Without exception, an app’s marketing will dictate the extent of its success.
Naturally, there exists more than just one angle of approach to marketing; for whichever plan you devise, remember to avoid these common mistakes:
1. Inadequate focus on your app’s USP
Your chief objective while marketing should be to prevent your app from blending in with the rest on the app store. This is why successful marketing is contingent on the promotion of a product’s unique attribute – that is, its Unique Selling Proposition. If you feel as though you’ve lost a grasp on what makes your app unique, stop and ask yourself:
- How can users benefit from using my app?
- How does my app compare to and contrast with my competition?
- If I were browsing the app store today, which features would set my app apart from the rest?
The majority of your marketing efforts should be centered around how you will provide the answers to these above questions. If you plan on delegating all marketing responsibilities to a team, avoid the mistake of assuming that each individual is already on-board with the app’s selling point.
The success of an app depends on its popularity, which is largely contingent on how it’s being marketed: the marketing team’s collective understanding of your app’s selling point is as vital to your app’s success as the selling point itself.
2. Unfamiliarity with the market’s evolving stratagem
The common denominator between the most successful apps today concerns App store Search Optimization. ASO refers to the technique of choosing and incorporating specific keywords into an app description/name to generate the most visits from App Store search queries.
The central ASO trend seems to be gravitating towards the incorporation of simplified phrasing and keywords within the app’s description and title. The image below contains the top apps from Google Play Store’s Health & Fitness app category. Each of their names briefly yet concisely reflects their function:
Notice how the two pedometer apps are simply named “Pedometer.”
Before you publish your app, ask yourself: which keywords would a typical user search with to find an app like mine?
3. Neglecting feedback

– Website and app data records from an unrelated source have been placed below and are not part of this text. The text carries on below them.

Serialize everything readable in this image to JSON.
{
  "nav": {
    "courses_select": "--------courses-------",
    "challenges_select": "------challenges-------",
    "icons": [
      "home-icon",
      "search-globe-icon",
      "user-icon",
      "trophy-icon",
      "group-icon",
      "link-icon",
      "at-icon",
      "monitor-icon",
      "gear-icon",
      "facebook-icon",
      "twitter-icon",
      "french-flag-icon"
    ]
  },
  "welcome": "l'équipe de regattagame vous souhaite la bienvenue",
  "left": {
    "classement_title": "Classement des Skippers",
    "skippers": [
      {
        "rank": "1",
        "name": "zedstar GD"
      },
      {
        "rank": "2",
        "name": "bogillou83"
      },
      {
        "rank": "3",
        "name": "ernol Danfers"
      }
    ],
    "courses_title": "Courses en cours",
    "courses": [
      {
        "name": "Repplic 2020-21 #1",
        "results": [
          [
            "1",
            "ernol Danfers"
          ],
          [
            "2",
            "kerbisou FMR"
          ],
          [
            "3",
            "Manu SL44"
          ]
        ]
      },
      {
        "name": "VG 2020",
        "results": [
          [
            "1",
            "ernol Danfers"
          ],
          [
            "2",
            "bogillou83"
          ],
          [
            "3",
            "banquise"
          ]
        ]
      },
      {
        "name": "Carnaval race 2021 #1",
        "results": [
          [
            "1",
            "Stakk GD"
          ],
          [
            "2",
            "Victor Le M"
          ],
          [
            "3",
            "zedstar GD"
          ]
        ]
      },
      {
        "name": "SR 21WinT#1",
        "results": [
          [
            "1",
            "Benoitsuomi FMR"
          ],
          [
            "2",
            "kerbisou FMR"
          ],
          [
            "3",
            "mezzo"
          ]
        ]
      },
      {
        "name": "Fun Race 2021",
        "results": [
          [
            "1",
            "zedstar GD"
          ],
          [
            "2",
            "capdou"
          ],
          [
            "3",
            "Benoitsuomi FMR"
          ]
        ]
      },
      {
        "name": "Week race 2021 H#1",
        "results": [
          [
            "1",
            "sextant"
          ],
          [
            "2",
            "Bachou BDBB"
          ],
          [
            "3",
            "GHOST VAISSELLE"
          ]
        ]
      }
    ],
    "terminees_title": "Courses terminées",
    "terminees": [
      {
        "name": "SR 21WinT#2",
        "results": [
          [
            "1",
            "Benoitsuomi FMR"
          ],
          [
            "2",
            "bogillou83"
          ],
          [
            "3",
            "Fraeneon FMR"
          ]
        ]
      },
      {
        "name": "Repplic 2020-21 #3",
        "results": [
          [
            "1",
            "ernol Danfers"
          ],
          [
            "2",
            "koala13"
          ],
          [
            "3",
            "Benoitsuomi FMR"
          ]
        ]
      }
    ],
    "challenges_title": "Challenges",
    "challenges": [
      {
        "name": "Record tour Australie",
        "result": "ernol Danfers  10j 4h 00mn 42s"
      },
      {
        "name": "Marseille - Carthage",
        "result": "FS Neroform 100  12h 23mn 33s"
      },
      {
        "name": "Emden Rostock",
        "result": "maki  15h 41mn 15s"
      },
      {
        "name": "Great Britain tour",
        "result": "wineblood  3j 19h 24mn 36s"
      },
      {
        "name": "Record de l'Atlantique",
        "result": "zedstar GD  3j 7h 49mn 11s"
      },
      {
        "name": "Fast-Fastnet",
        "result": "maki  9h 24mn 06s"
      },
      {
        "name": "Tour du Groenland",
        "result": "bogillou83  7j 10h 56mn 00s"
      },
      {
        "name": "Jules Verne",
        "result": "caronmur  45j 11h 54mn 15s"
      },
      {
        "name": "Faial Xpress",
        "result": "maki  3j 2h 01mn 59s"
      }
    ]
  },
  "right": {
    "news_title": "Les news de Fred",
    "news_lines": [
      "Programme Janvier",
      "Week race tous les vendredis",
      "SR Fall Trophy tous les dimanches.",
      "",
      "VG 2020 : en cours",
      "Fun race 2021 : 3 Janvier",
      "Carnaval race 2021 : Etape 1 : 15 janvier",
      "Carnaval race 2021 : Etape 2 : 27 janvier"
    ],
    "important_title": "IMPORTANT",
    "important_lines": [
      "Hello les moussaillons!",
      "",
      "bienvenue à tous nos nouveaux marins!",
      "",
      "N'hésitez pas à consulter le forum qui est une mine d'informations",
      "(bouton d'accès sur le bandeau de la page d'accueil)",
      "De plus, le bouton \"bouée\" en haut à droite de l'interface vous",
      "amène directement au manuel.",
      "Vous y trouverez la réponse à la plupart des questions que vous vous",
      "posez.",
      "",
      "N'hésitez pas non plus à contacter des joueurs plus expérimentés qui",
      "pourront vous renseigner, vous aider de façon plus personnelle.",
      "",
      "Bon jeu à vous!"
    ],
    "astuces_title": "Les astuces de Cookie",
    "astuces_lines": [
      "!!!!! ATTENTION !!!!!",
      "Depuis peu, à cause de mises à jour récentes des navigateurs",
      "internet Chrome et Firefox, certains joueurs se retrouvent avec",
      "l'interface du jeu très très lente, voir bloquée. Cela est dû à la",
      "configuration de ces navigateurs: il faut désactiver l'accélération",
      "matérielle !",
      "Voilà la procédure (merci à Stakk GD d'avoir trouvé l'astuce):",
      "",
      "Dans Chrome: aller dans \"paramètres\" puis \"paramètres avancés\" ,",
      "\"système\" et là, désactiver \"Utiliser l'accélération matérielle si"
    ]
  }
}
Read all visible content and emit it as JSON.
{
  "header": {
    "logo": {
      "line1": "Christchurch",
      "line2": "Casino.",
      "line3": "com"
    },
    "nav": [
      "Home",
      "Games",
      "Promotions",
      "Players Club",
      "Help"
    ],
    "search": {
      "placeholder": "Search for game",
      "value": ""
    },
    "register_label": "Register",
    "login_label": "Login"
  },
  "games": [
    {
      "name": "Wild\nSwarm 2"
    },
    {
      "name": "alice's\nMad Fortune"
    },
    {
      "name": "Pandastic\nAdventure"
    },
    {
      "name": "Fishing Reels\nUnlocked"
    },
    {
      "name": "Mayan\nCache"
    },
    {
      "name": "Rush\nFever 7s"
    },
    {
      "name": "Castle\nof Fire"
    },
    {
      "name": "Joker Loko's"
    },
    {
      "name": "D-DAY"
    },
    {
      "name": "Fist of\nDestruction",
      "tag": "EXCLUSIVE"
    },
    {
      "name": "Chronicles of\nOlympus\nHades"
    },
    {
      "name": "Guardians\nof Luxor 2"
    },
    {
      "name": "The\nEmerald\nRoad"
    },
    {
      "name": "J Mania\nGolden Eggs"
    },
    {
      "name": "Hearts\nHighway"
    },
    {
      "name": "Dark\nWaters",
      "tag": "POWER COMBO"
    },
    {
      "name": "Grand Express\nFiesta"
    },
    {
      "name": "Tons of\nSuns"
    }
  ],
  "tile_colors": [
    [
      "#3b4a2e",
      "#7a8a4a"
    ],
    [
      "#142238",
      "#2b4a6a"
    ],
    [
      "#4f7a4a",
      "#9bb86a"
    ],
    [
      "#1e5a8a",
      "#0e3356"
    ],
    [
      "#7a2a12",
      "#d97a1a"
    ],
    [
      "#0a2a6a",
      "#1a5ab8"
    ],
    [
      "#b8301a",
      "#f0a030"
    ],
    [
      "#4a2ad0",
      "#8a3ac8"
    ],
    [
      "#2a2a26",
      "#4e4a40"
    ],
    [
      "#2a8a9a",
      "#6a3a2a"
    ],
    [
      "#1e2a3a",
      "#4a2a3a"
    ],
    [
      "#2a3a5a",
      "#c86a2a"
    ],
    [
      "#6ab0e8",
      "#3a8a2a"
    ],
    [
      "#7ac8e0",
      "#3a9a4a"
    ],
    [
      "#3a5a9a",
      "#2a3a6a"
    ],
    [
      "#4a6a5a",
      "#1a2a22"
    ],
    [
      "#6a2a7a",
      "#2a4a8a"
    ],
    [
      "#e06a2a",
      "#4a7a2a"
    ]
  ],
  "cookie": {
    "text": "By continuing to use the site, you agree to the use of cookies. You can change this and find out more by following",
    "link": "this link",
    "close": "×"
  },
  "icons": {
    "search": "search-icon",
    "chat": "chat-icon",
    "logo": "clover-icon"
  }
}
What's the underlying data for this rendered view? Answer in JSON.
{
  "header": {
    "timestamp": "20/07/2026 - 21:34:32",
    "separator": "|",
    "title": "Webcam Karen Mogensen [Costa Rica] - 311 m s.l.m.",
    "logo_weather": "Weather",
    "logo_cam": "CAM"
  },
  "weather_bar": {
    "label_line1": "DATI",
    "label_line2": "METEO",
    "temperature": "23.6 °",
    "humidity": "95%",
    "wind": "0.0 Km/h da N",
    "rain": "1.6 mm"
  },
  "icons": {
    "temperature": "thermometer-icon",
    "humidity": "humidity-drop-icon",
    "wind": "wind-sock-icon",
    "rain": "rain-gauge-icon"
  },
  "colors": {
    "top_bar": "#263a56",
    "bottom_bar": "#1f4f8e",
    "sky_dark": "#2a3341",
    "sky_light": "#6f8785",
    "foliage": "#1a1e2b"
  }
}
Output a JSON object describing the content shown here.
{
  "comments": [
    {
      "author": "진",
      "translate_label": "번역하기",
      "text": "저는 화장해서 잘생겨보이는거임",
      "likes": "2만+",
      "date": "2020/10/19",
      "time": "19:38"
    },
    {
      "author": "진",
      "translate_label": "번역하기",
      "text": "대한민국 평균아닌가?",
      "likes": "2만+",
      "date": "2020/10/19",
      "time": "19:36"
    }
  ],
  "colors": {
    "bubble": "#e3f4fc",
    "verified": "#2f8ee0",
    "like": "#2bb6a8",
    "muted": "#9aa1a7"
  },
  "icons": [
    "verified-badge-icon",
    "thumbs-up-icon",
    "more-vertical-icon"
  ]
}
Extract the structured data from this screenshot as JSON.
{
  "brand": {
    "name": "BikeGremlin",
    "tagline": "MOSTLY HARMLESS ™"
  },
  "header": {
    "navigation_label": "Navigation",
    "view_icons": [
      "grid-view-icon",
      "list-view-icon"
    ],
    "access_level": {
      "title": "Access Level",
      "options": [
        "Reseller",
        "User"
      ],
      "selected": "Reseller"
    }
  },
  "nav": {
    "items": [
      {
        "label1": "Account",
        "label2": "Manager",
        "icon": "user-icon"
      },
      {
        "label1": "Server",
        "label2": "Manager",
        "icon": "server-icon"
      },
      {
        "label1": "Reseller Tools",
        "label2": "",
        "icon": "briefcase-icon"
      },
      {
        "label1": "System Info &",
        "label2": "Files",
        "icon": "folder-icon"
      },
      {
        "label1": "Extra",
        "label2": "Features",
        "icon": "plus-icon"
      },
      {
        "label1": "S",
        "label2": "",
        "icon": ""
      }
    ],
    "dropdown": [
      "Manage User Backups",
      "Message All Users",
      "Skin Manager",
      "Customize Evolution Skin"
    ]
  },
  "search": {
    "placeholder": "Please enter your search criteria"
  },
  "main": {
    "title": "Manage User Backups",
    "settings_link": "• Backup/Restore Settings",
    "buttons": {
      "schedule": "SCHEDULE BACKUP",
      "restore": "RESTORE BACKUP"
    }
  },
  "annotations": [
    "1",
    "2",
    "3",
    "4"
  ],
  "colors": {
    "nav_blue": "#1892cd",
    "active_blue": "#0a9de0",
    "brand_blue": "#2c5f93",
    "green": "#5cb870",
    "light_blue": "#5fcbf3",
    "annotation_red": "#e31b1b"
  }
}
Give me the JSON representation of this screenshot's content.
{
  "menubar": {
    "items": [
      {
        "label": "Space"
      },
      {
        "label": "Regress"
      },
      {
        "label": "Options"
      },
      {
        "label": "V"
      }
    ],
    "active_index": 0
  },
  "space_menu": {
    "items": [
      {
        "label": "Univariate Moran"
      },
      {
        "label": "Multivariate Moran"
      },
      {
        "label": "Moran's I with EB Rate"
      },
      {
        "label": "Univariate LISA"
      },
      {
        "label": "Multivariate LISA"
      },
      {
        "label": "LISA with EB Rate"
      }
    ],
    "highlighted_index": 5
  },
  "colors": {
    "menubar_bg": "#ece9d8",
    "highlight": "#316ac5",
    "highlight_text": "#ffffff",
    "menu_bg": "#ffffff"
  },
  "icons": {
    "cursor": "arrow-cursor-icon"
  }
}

Neglecting feedback is one of the most irresponsible things an appreneur can do. While marketing, your goal should be to improve communication between you, the developer, and the user. How big of an impact on an app’s reviews does opening channels of communication have?
Note the contrasting levels of effort invested in bolstering user-developer communication between the app SoundCloud and Yik Yak:
- SoundCloud (version 2016.05.04-release)
- Yik Yak (version 3.4.0)
Unlike SoundCloud, notice how Yik Yak’s developers implemented a review and feedback feature directly into their UI. The results were on par with what we expected:
- SoundCloud 0.88% of users left a review (assuming 250 million installs)
- Yik Yak 2.48% of users left a review (assuming 2.5 million installs)
Although more users installed SoundCloud, approximately 3 times as many users left a review for Yik Yak (relative to each of the app’s installations).Fulfilling the demands of your current user base improves your application’s chances for success: your app is more likely to gain traction after it meets the interests of its user base. Better products equals better reviews, and having better reviews leaves an overall better impression on your app for potential users to see.
4. Launching apps with poor timing
Setting and promoting a release date is a great way to build anticipation; however, be sure to leave adequate time for beta testing before the app’s launch. If you release the app too soon, there’s a good chance that it’ll contain either unattractive glitches or experience-breaking errors – overlooked glitches and bugs will put a strain on any app’s reputation. Even if the errors are addressed and fixed, the disproportionate ratio of negative to positive reviews will likely bottleneck the potential of your app’s success, making it unattractive and that much more difficult to market.
Also, try not to overlap your app’s release date with that of another highly anticipated app or tech. There’s no risk in planning your app’s release for a later date; there is, however, a risk in endangering the success of your app by sharing its launch date with that of another anticipated product.
5. Creating false expectations
Market your app in a way that neither sails over nor falls short of its intended functionality. When marketing and developing, stay focused on your app’s selling point. Don’t try to impress yourself and others with unnecessary implementations that are irrelevant to your app’s chief function – aim to mitigate clutter. In other words, market what you develop, and develop what you market.
This post was written by David Murphy for Messapps.